Write out every record below exactly as it stands, leaving the pictures out.

[[ DATA FOR PROCESSING open ]]

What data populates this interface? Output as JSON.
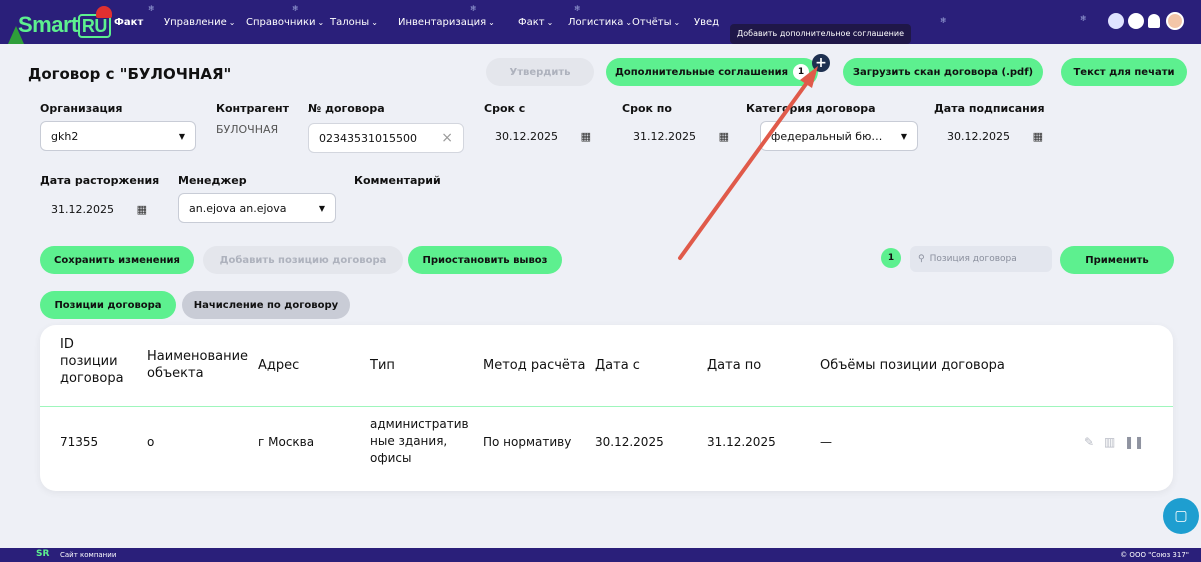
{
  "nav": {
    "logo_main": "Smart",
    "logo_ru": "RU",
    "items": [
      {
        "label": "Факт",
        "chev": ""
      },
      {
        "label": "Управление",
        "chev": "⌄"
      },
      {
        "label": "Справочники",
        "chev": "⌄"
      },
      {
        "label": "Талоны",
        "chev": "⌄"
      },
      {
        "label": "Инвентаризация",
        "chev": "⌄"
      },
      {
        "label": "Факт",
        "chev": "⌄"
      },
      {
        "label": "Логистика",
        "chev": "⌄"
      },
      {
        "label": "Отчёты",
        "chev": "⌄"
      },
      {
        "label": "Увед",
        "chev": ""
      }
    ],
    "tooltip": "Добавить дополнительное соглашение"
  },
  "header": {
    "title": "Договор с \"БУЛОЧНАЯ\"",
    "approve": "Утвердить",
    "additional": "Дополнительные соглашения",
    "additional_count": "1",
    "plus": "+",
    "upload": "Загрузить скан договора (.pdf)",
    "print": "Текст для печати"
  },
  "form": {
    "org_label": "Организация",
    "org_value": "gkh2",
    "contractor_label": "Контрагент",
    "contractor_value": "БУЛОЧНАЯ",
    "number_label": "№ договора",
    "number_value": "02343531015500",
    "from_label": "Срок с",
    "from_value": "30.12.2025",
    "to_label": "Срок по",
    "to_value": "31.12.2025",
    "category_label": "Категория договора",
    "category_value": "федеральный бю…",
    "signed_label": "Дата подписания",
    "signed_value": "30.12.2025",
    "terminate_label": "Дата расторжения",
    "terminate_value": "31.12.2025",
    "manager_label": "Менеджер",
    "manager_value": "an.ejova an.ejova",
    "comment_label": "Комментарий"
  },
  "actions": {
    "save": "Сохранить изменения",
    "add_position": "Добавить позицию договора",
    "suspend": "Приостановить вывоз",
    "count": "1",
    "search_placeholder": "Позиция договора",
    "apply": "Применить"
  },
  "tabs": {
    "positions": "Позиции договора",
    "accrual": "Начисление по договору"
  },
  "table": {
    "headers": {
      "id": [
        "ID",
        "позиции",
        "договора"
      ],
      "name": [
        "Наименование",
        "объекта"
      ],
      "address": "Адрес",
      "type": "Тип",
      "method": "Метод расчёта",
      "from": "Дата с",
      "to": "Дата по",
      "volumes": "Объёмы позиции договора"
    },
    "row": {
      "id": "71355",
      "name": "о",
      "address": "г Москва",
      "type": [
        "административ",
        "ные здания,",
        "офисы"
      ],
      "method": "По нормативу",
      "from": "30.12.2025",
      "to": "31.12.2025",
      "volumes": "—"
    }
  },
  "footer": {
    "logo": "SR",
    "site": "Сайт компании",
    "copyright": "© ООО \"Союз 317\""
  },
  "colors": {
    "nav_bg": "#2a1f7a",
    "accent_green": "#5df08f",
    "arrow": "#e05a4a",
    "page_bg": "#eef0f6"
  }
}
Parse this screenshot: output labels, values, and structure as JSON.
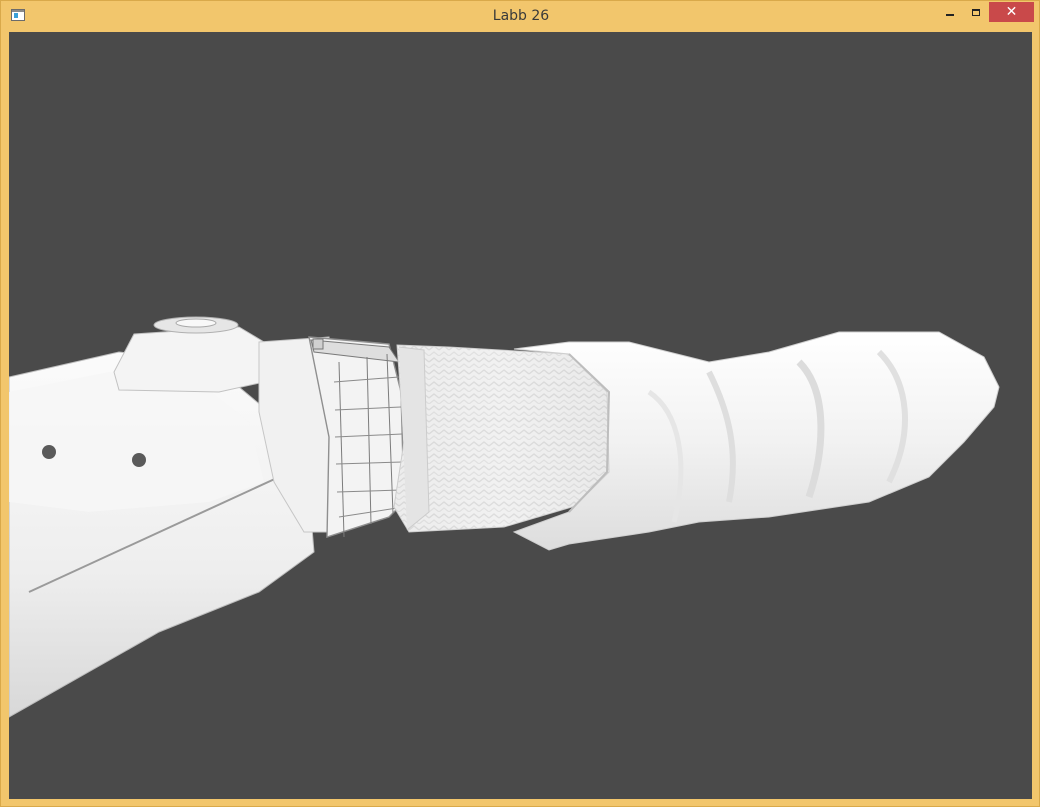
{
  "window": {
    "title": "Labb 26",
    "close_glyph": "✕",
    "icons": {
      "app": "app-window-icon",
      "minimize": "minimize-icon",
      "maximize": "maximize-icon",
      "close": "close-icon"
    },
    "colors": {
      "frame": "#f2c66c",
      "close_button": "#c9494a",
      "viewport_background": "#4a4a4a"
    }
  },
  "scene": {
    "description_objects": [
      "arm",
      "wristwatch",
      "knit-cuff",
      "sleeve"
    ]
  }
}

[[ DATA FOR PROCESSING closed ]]

ANSWER TO THE EXERCISE:
What data populates this interface? Output as JSON.
{
  "nav": {
    "logo_main": "Smart",
    "logo_ru": "RU",
    "items": [
      {
        "label": "Факт",
        "chev": ""
      },
      {
        "label": "Управление",
        "chev": "⌄"
      },
      {
        "label": "Справочники",
        "chev": "⌄"
      },
      {
        "label": "Талоны",
        "chev": "⌄"
      },
      {
        "label": "Инвентаризация",
        "chev": "⌄"
      },
      {
        "label": "Факт",
        "chev": "⌄"
      },
      {
        "label": "Логистика",
        "chev": "⌄"
      },
      {
        "label": "Отчёты",
        "chev": "⌄"
      },
      {
        "label": "Увед",
        "chev": ""
      }
    ],
    "tooltip": "Добавить дополнительное соглашение"
  },
  "header": {
    "title": "Договор с \"БУЛОЧНАЯ\"",
    "approve": "Утвердить",
    "additional": "Дополнительные соглашения",
    "additional_count": "1",
    "plus": "+",
    "upload": "Загрузить скан договора (.pdf)",
    "print": "Текст для печати"
  },
  "form": {
    "org_label": "Организация",
    "org_value": "gkh2",
    "contractor_label": "Контрагент",
    "contractor_value": "БУЛОЧНАЯ",
    "number_label": "№ договора",
    "number_value": "02343531015500",
    "from_label": "Срок с",
    "from_value": "30.12.2025",
    "to_label": "Срок по",
    "to_value": "31.12.2025",
    "category_label": "Категория договора",
    "category_value": "федеральный бю…",
    "signed_label": "Дата подписания",
    "signed_value": "30.12.2025",
    "terminate_label": "Дата расторжения",
    "terminate_value": "31.12.2025",
    "manager_label": "Менеджер",
    "manager_value": "an.ejova an.ejova",
    "comment_label": "Комментарий"
  },
  "actions": {
    "save": "Сохранить изменения",
    "add_position": "Добавить позицию договора",
    "suspend": "Приостановить вывоз",
    "count": "1",
    "search_placeholder": "Позиция договора",
    "apply": "Применить"
  },
  "tabs": {
    "positions": "Позиции договора",
    "accrual": "Начисление по договору"
  },
  "table": {
    "headers": {
      "id": [
        "ID",
        "позиции",
        "договора"
      ],
      "name": [
        "Наименование",
        "объекта"
      ],
      "address": "Адрес",
      "type": "Тип",
      "method": "Метод расчёта",
      "from": "Дата с",
      "to": "Дата по",
      "volumes": "Объёмы позиции договора"
    },
    "row": {
      "id": "71355",
      "name": "о",
      "address": "г Москва",
      "type": [
        "административ",
        "ные здания,",
        "офисы"
      ],
      "method": "По нормативу",
      "from": "30.12.2025",
      "to": "31.12.2025",
      "volumes": "—"
    }
  },
  "footer": {
    "logo": "SR",
    "site": "Сайт компании",
    "copyright": "© ООО \"Союз 317\""
  },
  "colors": {
    "nav_bg": "#2a1f7a",
    "accent_green": "#5df08f",
    "arrow": "#e05a4a",
    "page_bg": "#eef0f6"
  }
}
Parse this screenshot: output labels, values, and structure as JSON.
{
  "window": {
    "title": "Labb 26",
    "close_glyph": "✕",
    "icons": {
      "app": "app-window-icon",
      "minimize": "minimize-icon",
      "maximize": "maximize-icon",
      "close": "close-icon"
    },
    "colors": {
      "frame": "#f2c66c",
      "close_button": "#c9494a",
      "viewport_background": "#4a4a4a"
    }
  },
  "scene": {
    "description_objects": [
      "arm",
      "wristwatch",
      "knit-cuff",
      "sleeve"
    ]
  }
}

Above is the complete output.